Seeing Clearly: Dinsmore Helps Ohio Charter Schools Secure Greater Transparency from their Management Company

Across-the-board budget cuts and an unstable economy have dramatically impacted educational funding, making it more important than ever for each dollar to count. That’s why a recent court decision that ordered a charter school management company to disclose detailed financial information about their expenditures could prove to be a significant win for all Ohio charter schools and their students.

We are currently representing a group of charter schools in the Cleveland/Akron area that are seeking access to the financial records of their for-profit management company. The schools currently are managed by White Hat Management, a private, for-profit entity responsible for using the fee paid to it by the charter schools’ from state allocated revenue to operate the schools. According to the Management Agreement, the schools were required to turn over 96 percent of operating funds they received from the state to White Hat, who would in turn take responsibility for handling payroll, facilities, and equipment and supplies purchases.

However, with several of the schools suffering academically, the schools sought to identify areas where additional or adjusted spending could lead to improvement. They then filed suit, alleging that White Hat refused to disclose how the state funds were currently being spent.
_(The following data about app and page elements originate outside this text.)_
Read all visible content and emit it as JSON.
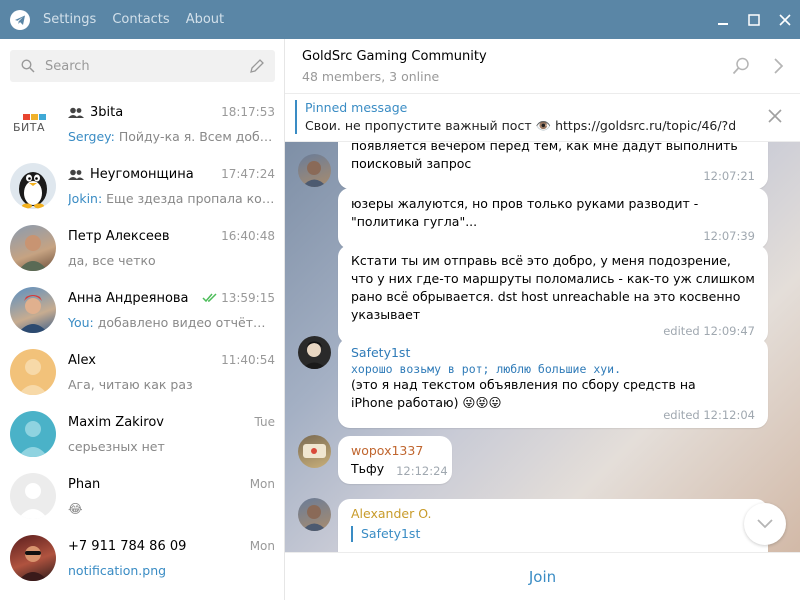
{
  "titlebar": {
    "menu": [
      "Settings",
      "Contacts",
      "About"
    ]
  },
  "search": {
    "placeholder": "Search"
  },
  "chats": [
    {
      "name": "3bita",
      "group": true,
      "time": "18:17:53",
      "sender": "Sergey:",
      "preview": " Пойду-ка я. Всем добра ...",
      "avatar": "3bita-logo",
      "avatar_text": "БИТА"
    },
    {
      "name": "Неугомонщина",
      "group": true,
      "time": "17:47:24",
      "sender": "Jokin:",
      "preview": " Еще здезда пропала когда...",
      "avatar": "penguin"
    },
    {
      "name": "Петр Алексеев",
      "group": false,
      "time": "16:40:48",
      "sender": "",
      "preview": "да, все четко",
      "avatar": "photo"
    },
    {
      "name": "Анна Андреянова",
      "group": false,
      "time": "13:59:15",
      "sender": "You:",
      "preview": " добавлено видео отчёты : ...",
      "avatar": "photo",
      "read": true
    },
    {
      "name": "Alex",
      "group": false,
      "time": "11:40:54",
      "sender": "",
      "preview": "Ага, читаю как раз",
      "avatar": "placeholder-orange"
    },
    {
      "name": "Maxim Zakirov",
      "group": false,
      "time": "Tue",
      "sender": "",
      "preview": "серьезных нет",
      "avatar": "placeholder-blue"
    },
    {
      "name": "Phan",
      "group": false,
      "time": "Mon",
      "sender": "",
      "preview": "😂",
      "avatar": "placeholder-white"
    },
    {
      "name": "+7 911 784 86 09",
      "group": false,
      "time": "Mon",
      "sender": "",
      "preview": "notification.png",
      "avatar": "photo",
      "link": true
    }
  ],
  "header": {
    "title": "GoldSrc Gaming Community",
    "subtitle": "48 members, 3 online"
  },
  "pinned": {
    "label": "Pinned message",
    "text": "Свои. не пропустите важный пост 👁️ https://goldsrc.ru/topic/46/?do..."
  },
  "messages": [
    {
      "text": "появляется вечером перед тем, как мне дадут выполнить поисковый запрос",
      "time": "12:07:21"
    },
    {
      "text": "юзеры жалуются, но пров только руками разводит - \"политика гугла\"...",
      "time": "12:07:39"
    },
    {
      "text": "Кстати ты им отправь всё это добро, у меня подозрение, что у них где-то маршруты поломались - как-то уж слишком рано всё обрывается. dst host unreachable на это косвенно указывает",
      "time": "edited 12:09:47"
    },
    {
      "author": "Safety1st",
      "mono": "хорошо возьму в рот; люблю большие хуи.",
      "text": "(это я над текстом объявления по сбору средств на iPhone работаю) 😜😝😛",
      "time": "edited 12:12:04"
    },
    {
      "author": "wopox1337",
      "text": "Тьфу",
      "time": "12:12:24"
    },
    {
      "author": "Alexander O.",
      "reply_author": "Safety1st"
    }
  ],
  "join_label": "Join",
  "colors": {
    "titlebar": "#5a86a6",
    "accent": "#3a8cc4",
    "safety_name": "#2f7bb8",
    "wopox_name": "#c0662f",
    "alexander_name": "#c89b2a",
    "read_check": "#4dbd5a"
  }
}
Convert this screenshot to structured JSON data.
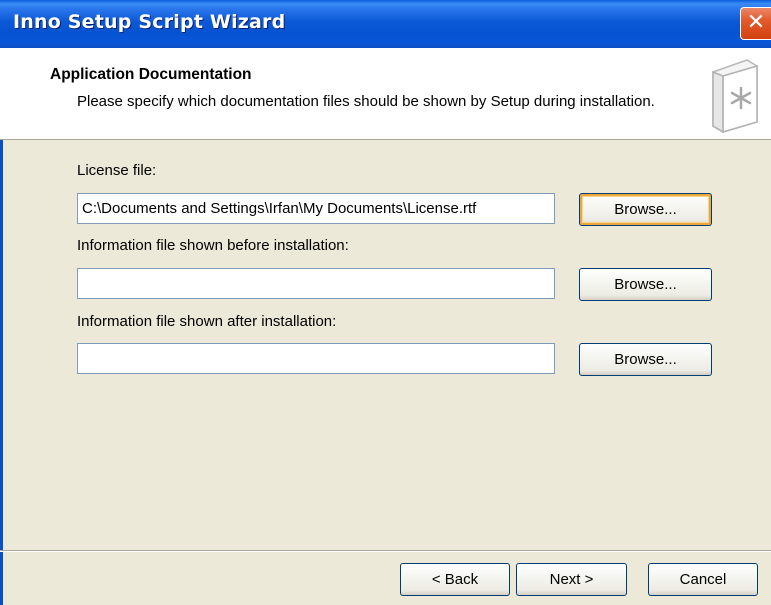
{
  "window": {
    "title": "Inno Setup Script Wizard",
    "close_glyph": "✕",
    "close_icon": "close-icon"
  },
  "header": {
    "title": "Application Documentation",
    "description": "Please specify which documentation files should be shown by Setup during installation.",
    "icon": "document-icon"
  },
  "fields": [
    {
      "label": "License file:",
      "value": "C:\\Documents and Settings\\Irfan\\My Documents\\License.rtf",
      "button_label": "Browse..."
    },
    {
      "label": "Information file shown before installation:",
      "value": "",
      "button_label": "Browse..."
    },
    {
      "label": "Information file shown after installation:",
      "value": "",
      "button_label": "Browse..."
    }
  ],
  "footer": {
    "back_label": "< Back",
    "next_label": "Next >",
    "cancel_label": "Cancel"
  },
  "colors": {
    "titlebar": "#0b57d5",
    "dialog_bg": "#ece9d8",
    "close_button": "#d2410f"
  }
}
White Hat alleged that they had followed state statutes in releasing a general expenditures report and that additional financial disclosures would reveal trade secrets.

During pre-trial discovery proceedings, the Franklin County Court of Common Pleas issued an order for the production of detailed financial statements, including tax returns and financial information about the companies affiliated with White Hat. The order was later upheld by the Franklin County Court of Appeals, which found that White Hat “offered little support to explain why the materials sought were confidential and proprietary.” The ruling could set an important precedent in the state regarding the financial obligations and transparency of private entities that manage charter schools.

White Hat may file an appeal to the Supreme Court of Ohio; however, it is our opinion that a decision on a discovery issue will not be accepted for review. There is a second appeal pending at the Franklin County Court of Appeals to determine who should retain ownership of property purchased by White Hat with the fee paid to it to operate the schools. We will provide updates as they occur.